These include Smurfit Kappa, a big player in the paper packaging industry that is creating sustainable solutions to replace plastic trays and films.
Others include Macquarie AB Dynamics, an engineering firm pioneering technology for use in battery-operated electric vehicles and Greencoat UK Wind, a listed renewable infrastructure fund.
Funds that are more than ‘greenwash’
As the variety of individual shares shows, it can be hard to devise a portfolio on your own.
An easier way to get a broad exposure to companies with sustainable characteristics is via a fund that will diversify your money for you across many different stocks and shares.
Among those featuring on the broker Interactive Investor’s ’embrace’ list is the Impax Asian Environmental Markets fund, which it classes as a fund for adventurous investors. If you invested £1,000 in the fund five years ago, it would be worth £1,560 today.
John Ditchfield recommends the Montenaro Better World Fund, launched in 2018.
The fund has a positive impact calculator, showing how much good its investments are doing in the world, and a number of external environmental awards. Had you invested £1,000 a year ago, it would now be worth £1,015.

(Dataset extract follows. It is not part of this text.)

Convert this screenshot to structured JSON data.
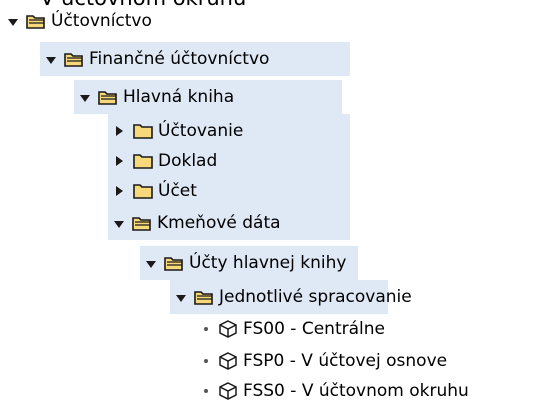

M&G’s Positive Impact fund has been awarded a five-star rating by Good With Money.
It likes the fact it has a bespoke impact reporting app – keeping you informed of the efforts being made by the underlying companies. A £,1000 investment made six months ago at launch would be worth £1,078 now.
Sustainable banking group Triodos opens up the opportunity of investing in smaller sustainable companies via its Pioneer Impact Fund. This has large holdings in solar and wind energy projects.
Had you invested £1,000 five years ago, it would now be worth £1,620. It also has a larger companies option – the Global Equities Impact fund – which has turned £1,000 into £1,780 over five years.